### Work order
The records are to be copied in their entirety, exactly as given.

Component data from apps and pages:
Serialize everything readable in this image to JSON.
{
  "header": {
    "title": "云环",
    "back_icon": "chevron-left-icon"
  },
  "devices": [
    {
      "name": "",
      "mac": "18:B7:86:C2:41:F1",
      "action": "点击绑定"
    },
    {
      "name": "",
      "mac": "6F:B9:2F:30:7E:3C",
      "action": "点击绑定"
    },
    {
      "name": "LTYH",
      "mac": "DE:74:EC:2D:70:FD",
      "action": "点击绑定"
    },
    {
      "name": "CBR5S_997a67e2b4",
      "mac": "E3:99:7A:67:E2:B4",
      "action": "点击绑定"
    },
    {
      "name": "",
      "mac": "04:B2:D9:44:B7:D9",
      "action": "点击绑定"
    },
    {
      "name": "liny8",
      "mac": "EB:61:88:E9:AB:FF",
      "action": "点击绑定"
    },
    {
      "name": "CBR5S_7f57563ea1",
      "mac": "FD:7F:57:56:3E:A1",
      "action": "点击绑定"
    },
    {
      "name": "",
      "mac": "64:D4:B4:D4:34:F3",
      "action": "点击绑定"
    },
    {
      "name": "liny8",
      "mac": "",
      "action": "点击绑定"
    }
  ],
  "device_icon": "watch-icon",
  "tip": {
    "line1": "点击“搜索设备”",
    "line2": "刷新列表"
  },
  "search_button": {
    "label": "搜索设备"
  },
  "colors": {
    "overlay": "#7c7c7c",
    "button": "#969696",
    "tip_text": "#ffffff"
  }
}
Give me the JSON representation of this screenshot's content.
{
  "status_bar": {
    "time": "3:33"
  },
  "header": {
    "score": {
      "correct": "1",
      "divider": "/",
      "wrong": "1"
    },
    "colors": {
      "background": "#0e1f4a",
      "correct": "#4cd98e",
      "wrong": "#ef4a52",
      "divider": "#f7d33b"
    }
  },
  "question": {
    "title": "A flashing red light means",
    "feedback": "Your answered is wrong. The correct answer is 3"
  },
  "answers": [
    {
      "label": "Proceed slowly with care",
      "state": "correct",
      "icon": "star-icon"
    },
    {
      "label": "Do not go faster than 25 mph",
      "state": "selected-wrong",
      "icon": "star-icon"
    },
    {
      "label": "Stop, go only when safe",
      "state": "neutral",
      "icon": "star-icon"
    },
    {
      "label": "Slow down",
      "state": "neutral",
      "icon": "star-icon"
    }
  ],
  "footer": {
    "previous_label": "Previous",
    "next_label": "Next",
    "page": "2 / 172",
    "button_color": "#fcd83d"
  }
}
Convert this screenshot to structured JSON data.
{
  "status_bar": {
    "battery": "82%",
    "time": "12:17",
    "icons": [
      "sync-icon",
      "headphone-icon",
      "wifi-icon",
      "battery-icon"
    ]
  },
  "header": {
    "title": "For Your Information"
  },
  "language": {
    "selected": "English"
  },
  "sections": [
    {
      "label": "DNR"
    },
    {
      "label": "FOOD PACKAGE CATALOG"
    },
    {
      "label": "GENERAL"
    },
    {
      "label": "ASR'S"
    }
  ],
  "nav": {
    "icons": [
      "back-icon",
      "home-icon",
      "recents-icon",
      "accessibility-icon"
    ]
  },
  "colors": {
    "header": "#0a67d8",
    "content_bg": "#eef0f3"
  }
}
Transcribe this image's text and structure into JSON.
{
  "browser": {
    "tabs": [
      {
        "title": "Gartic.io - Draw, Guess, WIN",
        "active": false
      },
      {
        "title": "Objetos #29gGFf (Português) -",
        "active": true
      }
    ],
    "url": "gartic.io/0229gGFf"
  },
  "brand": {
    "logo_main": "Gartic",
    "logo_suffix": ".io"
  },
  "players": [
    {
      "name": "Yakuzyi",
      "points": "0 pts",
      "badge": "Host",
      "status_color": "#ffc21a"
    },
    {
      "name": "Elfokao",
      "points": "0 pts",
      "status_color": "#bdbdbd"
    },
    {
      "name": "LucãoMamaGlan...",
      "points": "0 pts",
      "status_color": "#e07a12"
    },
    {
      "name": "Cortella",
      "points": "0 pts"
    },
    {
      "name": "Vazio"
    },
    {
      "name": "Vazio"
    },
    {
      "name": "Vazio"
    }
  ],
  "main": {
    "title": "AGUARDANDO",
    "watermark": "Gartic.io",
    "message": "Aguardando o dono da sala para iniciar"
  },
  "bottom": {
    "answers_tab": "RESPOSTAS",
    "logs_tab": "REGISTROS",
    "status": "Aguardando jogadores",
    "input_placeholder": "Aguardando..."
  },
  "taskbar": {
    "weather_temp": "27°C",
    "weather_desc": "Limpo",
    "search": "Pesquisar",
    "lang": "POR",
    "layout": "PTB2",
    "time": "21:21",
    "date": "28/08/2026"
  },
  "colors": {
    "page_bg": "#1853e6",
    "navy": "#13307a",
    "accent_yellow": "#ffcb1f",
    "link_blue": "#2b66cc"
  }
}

### Task response
Serialize everything readable in this image to JSON.
{
  "header": {
    "title": "云环",
    "back_icon": "chevron-left-icon"
  },
  "devices": [
    {
      "name": "",
      "mac": "18:B7:86:C2:41:F1",
      "action": "点击绑定"
    },
    {
      "name": "",
      "mac": "6F:B9:2F:30:7E:3C",
      "action": "点击绑定"
    },
    {
      "name": "LTYH",
      "mac": "DE:74:EC:2D:70:FD",
      "action": "点击绑定"
    },
    {
      "name": "CBR5S_997a67e2b4",
      "mac": "E3:99:7A:67:E2:B4",
      "action": "点击绑定"
    },
    {
      "name": "",
      "mac": "04:B2:D9:44:B7:D9",
      "action": "点击绑定"
    },
    {
      "name": "liny8",
      "mac": "EB:61:88:E9:AB:FF",
      "action": "点击绑定"
    },
    {
      "name": "CBR5S_7f57563ea1",
      "mac": "FD:7F:57:56:3E:A1",
      "action": "点击绑定"
    },
    {
      "name": "",
      "mac": "64:D4:B4:D4:34:F3",
      "action": "点击绑定"
    },
    {
      "name": "liny8",
      "mac": "",
      "action": "点击绑定"
    }
  ],
  "device_icon": "watch-icon",
  "tip": {
    "line1": "点击“搜索设备”",
    "line2": "刷新列表"
  },
  "search_button": {
    "label": "搜索设备"
  },
  "colors": {
    "overlay": "#7c7c7c",
    "button": "#969696",
    "tip_text": "#ffffff"
  }
}
Give me the JSON representation of this screenshot's content.
{
  "status_bar": {
    "time": "3:33"
  },
  "header": {
    "score": {
      "correct": "1",
      "divider": "/",
      "wrong": "1"
    },
    "colors": {
      "background": "#0e1f4a",
      "correct": "#4cd98e",
      "wrong": "#ef4a52",
      "divider": "#f7d33b"
    }
  },
  "question": {
    "title": "A flashing red light means",
    "feedback": "Your answered is wrong. The correct answer is 3"
  },
  "answers": [
    {
      "label": "Proceed slowly with care",
      "state": "correct",
      "icon": "star-icon"
    },
    {
      "label": "Do not go faster than 25 mph",
      "state": "selected-wrong",
      "icon": "star-icon"
    },
    {
      "label": "Stop, go only when safe",
      "state": "neutral",
      "icon": "star-icon"
    },
    {
      "label": "Slow down",
      "state": "neutral",
      "icon": "star-icon"
    }
  ],
  "footer": {
    "previous_label": "Previous",
    "next_label": "Next",
    "page": "2 / 172",
    "button_color": "#fcd83d"
  }
}
Convert this screenshot to structured JSON data.
{
  "status_bar": {
    "battery": "82%",
    "time": "12:17",
    "icons": [
      "sync-icon",
      "headphone-icon",
      "wifi-icon",
      "battery-icon"
    ]
  },
  "header": {
    "title": "For Your Information"
  },
  "language": {
    "selected": "English"
  },
  "sections": [
    {
      "label": "DNR"
    },
    {
      "label": "FOOD PACKAGE CATALOG"
    },
    {
      "label": "GENERAL"
    },
    {
      "label": "ASR'S"
    }
  ],
  "nav": {
    "icons": [
      "back-icon",
      "home-icon",
      "recents-icon",
      "accessibility-icon"
    ]
  },
  "colors": {
    "header": "#0a67d8",
    "content_bg": "#eef0f3"
  }
}
Transcribe this image's text and structure into JSON.
{
  "browser": {
    "tabs": [
      {
        "title": "Gartic.io - Draw, Guess, WIN",
        "active": false
      },
      {
        "title": "Objetos #29gGFf (Português) -",
        "active": true
      }
    ],
    "url": "gartic.io/0229gGFf"
  },
  "brand": {
    "logo_main": "Gartic",
    "logo_suffix": ".io"
  },
  "players": [
    {
      "name": "Yakuzyi",
      "points": "0 pts",
      "badge": "Host",
      "status_color": "#ffc21a"
    },
    {
      "name": "Elfokao",
      "points": "0 pts",
      "status_color": "#bdbdbd"
    },
    {
      "name": "LucãoMamaGlan...",
      "points": "0 pts",
      "status_color": "#e07a12"
    },
    {
      "name": "Cortella",
      "points": "0 pts"
    },
    {
      "name": "Vazio"
    },
    {
      "name": "Vazio"
    },
    {
      "name": "Vazio"
    }
  ],
  "main": {
    "title": "AGUARDANDO",
    "watermark": "Gartic.io",
    "message": "Aguardando o dono da sala para iniciar"
  },
  "bottom": {
    "answers_tab": "RESPOSTAS",
    "logs_tab": "REGISTROS",
    "status": "Aguardando jogadores",
    "input_placeholder": "Aguardando..."
  },
  "taskbar": {
    "weather_temp": "27°C",
    "weather_desc": "Limpo",
    "search": "Pesquisar",
    "lang": "POR",
    "layout": "PTB2",
    "time": "21:21",
    "date": "28/08/2026"
  },
  "colors": {
    "page_bg": "#1853e6",
    "navy": "#13307a",
    "accent_yellow": "#ffcb1f",
    "link_blue": "#2b66cc"
  }
}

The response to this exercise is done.